I was recently given the opportunity of attending Ruby Conf 2009. It was a lot of fun being with a few hundred of my Rubyist peers. You can now see for yourself via the recently-uploaded session videos or the RubyConf-in-22 minutes video. Or read other RubyConf wrap-ups. Due to the sheer amount of information, my personal wrap-up here is in the boring at-this-time-I-saw-this format. I’ll try to have links to each talk, but they aren’t all available at the time of writing this – I’ll try to update the list later.
Wednesday night I received my ticket via email from a nice guy in New York who couldn’t go at the last minute. Lucky for me!
Thursday 9am the conference started with a keynote from “Matz” (Yukihiro Matsumoto) the creator of Ruby. It was not the most interesting talk I’d heard, but everyone listened politely. Immediately after Matz’s talk I picked up my free Poken device to track the people I met. The Poken was kinda fun at the conference but not very useful unless you’re near a lot of new people who also have them. But at the conference it was kinda fun to touch someone’s Poken to capture a digital business card.
Thursday 10am I attended the BERT and ERNIE talk from one of the GitHub guys, which was fairly close to what I’d already read of the new GitHub server infrastructure. Its amazing what you can do with smart people and enough servers to effectively distribute your workload.
Thursday 11am to 4pm I listened to talks on Bits and Bytes, DSLs and Flying Robots – the quality of these talks was inconsistent and there was not much material I wasn’t already aware of, but I met some interesting people at each session.
At 4pm Thursday was a talk on MongoDB that cleared up some misconceptions I had. This dovetailed nicely with the Friday 9am “Not Only SQL” talk about other non-SQL database options. Unfortunately, I don’t see any obvious winner over my current use of PostgreSQL – there probably is a better one for our particular needs but the cost, in time, of trying the various options seems prohibitive.
Thursday 5pm was my last session of the day, with a presentation on Experiment Driven Development.
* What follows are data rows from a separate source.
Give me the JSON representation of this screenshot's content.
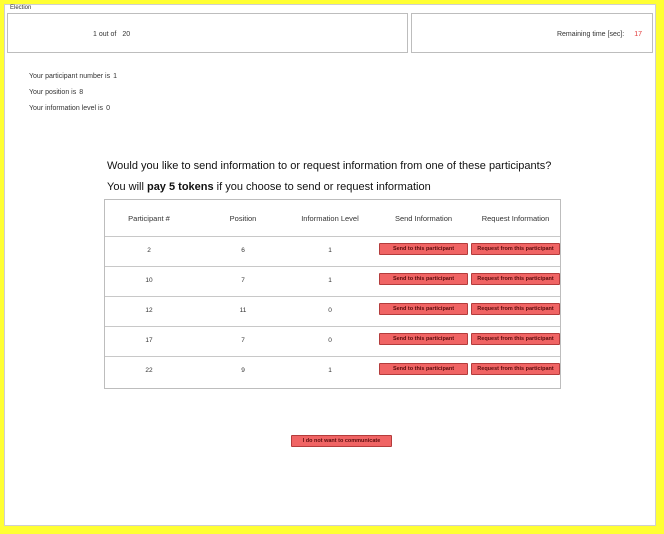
{
  "section_title": "Election",
  "period": {
    "current": "1",
    "sep": "out of",
    "total": "20"
  },
  "timer": {
    "label": "Remaining time [sec]:",
    "value": "17"
  },
  "participant_info": [
    {
      "label": "Your participant number is",
      "value": "1"
    },
    {
      "label": "Your position is",
      "value": "8"
    },
    {
      "label": "Your information level is",
      "value": "0"
    }
  ],
  "question": "Would you like to send information to or request information from one of these participants?",
  "cost": {
    "prefix": "You will",
    "bold": "pay 5 tokens",
    "suffix": "if you choose to send or request information"
  },
  "table": {
    "headers": [
      "Participant #",
      "Position",
      "Information Level",
      "Send Information",
      "Request Information"
    ],
    "rows": [
      {
        "participant": "2",
        "position": "6",
        "info_level": "1"
      },
      {
        "participant": "10",
        "position": "7",
        "info_level": "1"
      },
      {
        "participant": "12",
        "position": "11",
        "info_level": "0"
      },
      {
        "participant": "17",
        "position": "7",
        "info_level": "0"
      },
      {
        "participant": "22",
        "position": "9",
        "info_level": "1"
      }
    ],
    "send_label": "Send to this participant",
    "request_label": "Request from this participant"
  },
  "no_communicate_label": "I do not want to communicate",
  "colors": {
    "background": "#ffff33",
    "button": "#f06464",
    "timer_value": "#e23b3b"
  }
}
The basic idea is that rather than relying on your best guess, or your Marketing guy’s best guess about a new feature, you just test both new ideas on actual users before committing to a definite plan of action. He hasn’t put up any slides for his talk (he has a 1 month old baby at home) so you’ll have to rely on my judgement that it was interesting. For me, it means that I’ll be looking for opportunities to capture metrics to measure user response to system changes. I expect the rest of the ConFreaks’ videos will be online in the next week or two.
Friday I learned more than I wanted to know about ongoing improvements to the RubyGems system, partial evaluation of Ruby (pseudo JIT compilation) and an alpha-level persistence layer called Aqua.
At lunch on Friday (and again on Saturday), I watched a fun programming competition to see which team could refactor a chunk of code better and faster. It was all very subjective, but gave a real-world view into how pair programming actually works and other people’s ideas on what makes for a consistent test-driven process.
Friday 2pm was a talk on the latest in MacRuby, a very promising Ruby VM running on top of Objective-C using native objects and garbage collection. It looks promising but I won’t play with it until the 0.5 release is officially out (any day now).
Friday 3pm was Jim Weirich’s talk on SOLID Ruby that expanded on some ideas about Object Oriented Programming that were originally described by “Uncle Bob”. He is a good speaker who really knows his topic so my high expectations were happily met.
Friday 4pm was a fun talk by the always-interesting creator of GitHub, Chris Wanstrath, on what Rubyists can learn from Python.
Friday evening I attended the Startup Crawl, eating tasty food, drinking beer and meeting a few people. Scribd had the best food; Heroku had the best ambiance (and one of their guys solved a technical problem I had on one of my personal sites – nice bonus – instead of telling me to RTFM).
Saturday I woke a bit late but made it in time for the Clojure talk – it seems like a good language for concurrency, but not nearly as easy to write as Ruby. Tim Bray has a nice ongoing series of blog posts on various languages that focus on concurrency. He recently delved into Clojure and it looks somewhat promising (but there is no free lunch).
Saturday 11am I attended an interesting talk on scaling called Synchronous Reads, Asynchronous Writes. Paul Dix went on at length on the various strategies his site has used to improve performance by off-loading work to services that allow eventual data consistency. It looks like a fairly standard infrastructure once you get to a large number of servers but it was good to hear the nitty gritty details discussed.
My last session was Gregg Pollack’s discussion of a number of performance-related gems and plugins. It was essentially what he covers in his screencasts, but since I hadn’t seen them it was well worth hearing it in person. I’ve now subscribed to his Ruby5 podcast which I might finally listen to on the train.
All in all, it was a very good conference. I met, in person, a lot of interesting people that I’d been following in various ways (twitter, blogs, RSS feeds, etc.) and I’d love to go again next year – but I’ll try to get a ticket when they go on sale instead of the night before!